### GOAL OF THE EXERCISE:
Your answer should be the records again, unchanged in wording and free of images.

### Web page and app entries:
◆ ◆ ◆

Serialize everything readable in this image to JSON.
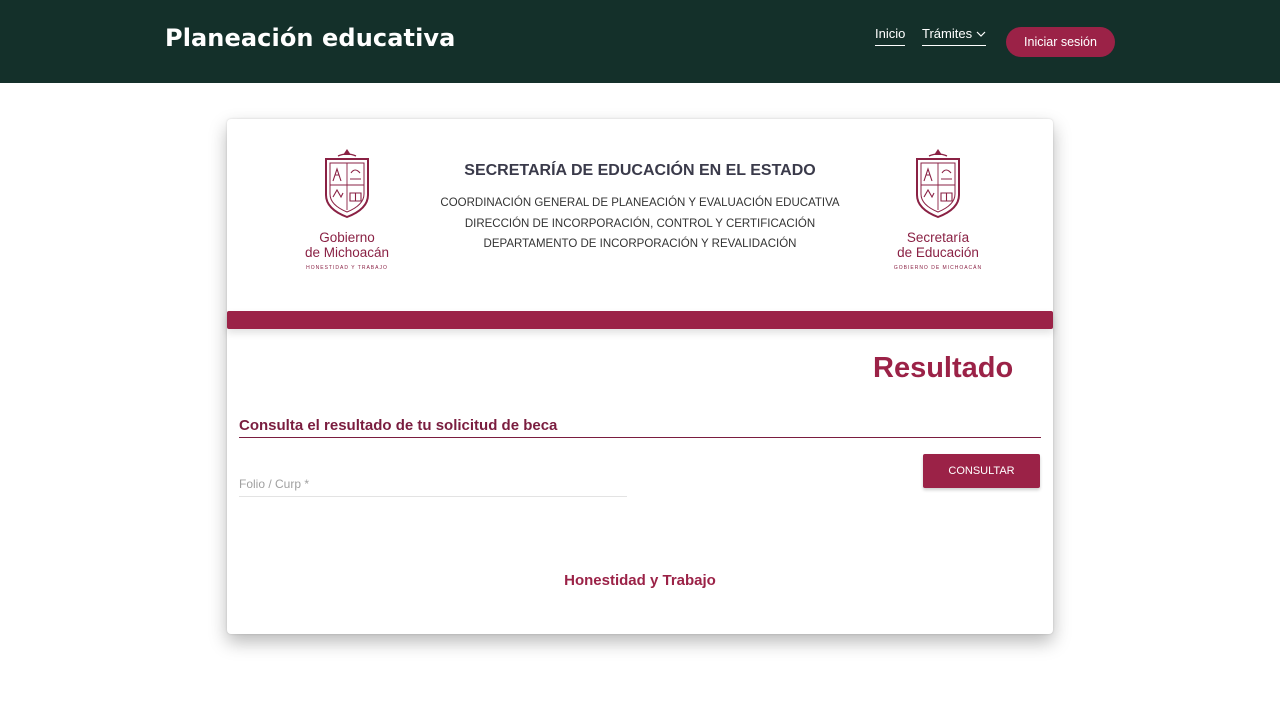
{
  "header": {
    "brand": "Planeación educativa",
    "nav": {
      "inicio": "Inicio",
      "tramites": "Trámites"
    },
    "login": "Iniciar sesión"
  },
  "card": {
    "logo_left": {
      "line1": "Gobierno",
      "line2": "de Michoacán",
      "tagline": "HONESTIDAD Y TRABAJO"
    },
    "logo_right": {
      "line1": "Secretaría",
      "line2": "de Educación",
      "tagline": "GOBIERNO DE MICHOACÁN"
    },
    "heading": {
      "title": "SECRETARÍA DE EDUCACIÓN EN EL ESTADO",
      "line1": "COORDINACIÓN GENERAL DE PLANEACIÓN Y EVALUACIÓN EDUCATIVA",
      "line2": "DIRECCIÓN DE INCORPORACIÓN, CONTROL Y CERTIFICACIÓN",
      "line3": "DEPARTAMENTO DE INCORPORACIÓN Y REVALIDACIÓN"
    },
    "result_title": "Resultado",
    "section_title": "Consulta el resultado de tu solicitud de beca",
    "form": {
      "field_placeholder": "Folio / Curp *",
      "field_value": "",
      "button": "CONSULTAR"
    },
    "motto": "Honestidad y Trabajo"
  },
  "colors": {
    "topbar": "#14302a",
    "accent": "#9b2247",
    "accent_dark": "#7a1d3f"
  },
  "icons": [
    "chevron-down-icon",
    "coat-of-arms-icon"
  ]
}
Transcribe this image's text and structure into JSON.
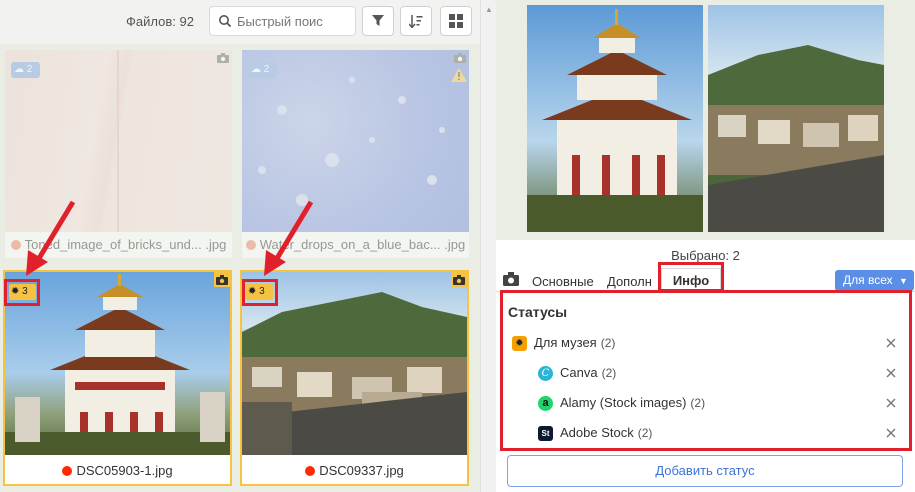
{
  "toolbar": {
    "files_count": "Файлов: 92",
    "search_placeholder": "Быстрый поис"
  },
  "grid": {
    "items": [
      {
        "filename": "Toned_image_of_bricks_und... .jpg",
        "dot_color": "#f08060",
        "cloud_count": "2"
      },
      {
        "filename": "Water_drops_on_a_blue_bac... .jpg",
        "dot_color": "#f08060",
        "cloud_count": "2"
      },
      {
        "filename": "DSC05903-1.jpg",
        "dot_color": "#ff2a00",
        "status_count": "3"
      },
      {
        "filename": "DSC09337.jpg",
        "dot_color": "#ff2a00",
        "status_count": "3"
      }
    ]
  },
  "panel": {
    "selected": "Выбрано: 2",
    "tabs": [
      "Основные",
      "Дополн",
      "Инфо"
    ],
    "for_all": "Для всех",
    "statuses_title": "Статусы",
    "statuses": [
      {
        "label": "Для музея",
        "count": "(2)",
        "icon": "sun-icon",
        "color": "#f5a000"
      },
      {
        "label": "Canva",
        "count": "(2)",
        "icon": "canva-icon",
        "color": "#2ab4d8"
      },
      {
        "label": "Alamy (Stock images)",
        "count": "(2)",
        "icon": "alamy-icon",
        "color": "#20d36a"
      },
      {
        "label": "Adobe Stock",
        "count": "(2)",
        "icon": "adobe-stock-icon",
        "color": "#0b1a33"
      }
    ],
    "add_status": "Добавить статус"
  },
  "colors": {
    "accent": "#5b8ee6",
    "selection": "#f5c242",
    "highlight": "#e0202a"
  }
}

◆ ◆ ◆

### EXERCISE SOLUTION:
Serialize everything readable in this image to JSON.
{
  "header": {
    "brand": "Planeación educativa",
    "nav": {
      "inicio": "Inicio",
      "tramites": "Trámites"
    },
    "login": "Iniciar sesión"
  },
  "card": {
    "logo_left": {
      "line1": "Gobierno",
      "line2": "de Michoacán",
      "tagline": "HONESTIDAD Y TRABAJO"
    },
    "logo_right": {
      "line1": "Secretaría",
      "line2": "de Educación",
      "tagline": "GOBIERNO DE MICHOACÁN"
    },
    "heading": {
      "title": "SECRETARÍA DE EDUCACIÓN EN EL ESTADO",
      "line1": "COORDINACIÓN GENERAL DE PLANEACIÓN Y EVALUACIÓN EDUCATIVA",
      "line2": "DIRECCIÓN DE INCORPORACIÓN, CONTROL Y CERTIFICACIÓN",
      "line3": "DEPARTAMENTO DE INCORPORACIÓN Y REVALIDACIÓN"
    },
    "result_title": "Resultado",
    "section_title": "Consulta el resultado de tu solicitud de beca",
    "form": {
      "field_placeholder": "Folio / Curp *",
      "field_value": "",
      "button": "CONSULTAR"
    },
    "motto": "Honestidad y Trabajo"
  },
  "colors": {
    "topbar": "#14302a",
    "accent": "#9b2247",
    "accent_dark": "#7a1d3f"
  },
  "icons": [
    "chevron-down-icon",
    "coat-of-arms-icon"
  ]
}
Transcribe this image's text and structure into JSON.
{
  "toolbar": {
    "files_count": "Файлов: 92",
    "search_placeholder": "Быстрый поис"
  },
  "grid": {
    "items": [
      {
        "filename": "Toned_image_of_bricks_und... .jpg",
        "dot_color": "#f08060",
        "cloud_count": "2"
      },
      {
        "filename": "Water_drops_on_a_blue_bac... .jpg",
        "dot_color": "#f08060",
        "cloud_count": "2"
      },
      {
        "filename": "DSC05903-1.jpg",
        "dot_color": "#ff2a00",
        "status_count": "3"
      },
      {
        "filename": "DSC09337.jpg",
        "dot_color": "#ff2a00",
        "status_count": "3"
      }
    ]
  },
  "panel": {
    "selected": "Выбрано: 2",
    "tabs": [
      "Основные",
      "Дополн",
      "Инфо"
    ],
    "for_all": "Для всех",
    "statuses_title": "Статусы",
    "statuses": [
      {
        "label": "Для музея",
        "count": "(2)",
        "icon": "sun-icon",
        "color": "#f5a000"
      },
      {
        "label": "Canva",
        "count": "(2)",
        "icon": "canva-icon",
        "color": "#2ab4d8"
      },
      {
        "label": "Alamy (Stock images)",
        "count": "(2)",
        "icon": "alamy-icon",
        "color": "#20d36a"
      },
      {
        "label": "Adobe Stock",
        "count": "(2)",
        "icon": "adobe-stock-icon",
        "color": "#0b1a33"
      }
    ],
    "add_status": "Добавить статус"
  },
  "colors": {
    "accent": "#5b8ee6",
    "selection": "#f5c242",
    "highlight": "#e0202a"
  }
}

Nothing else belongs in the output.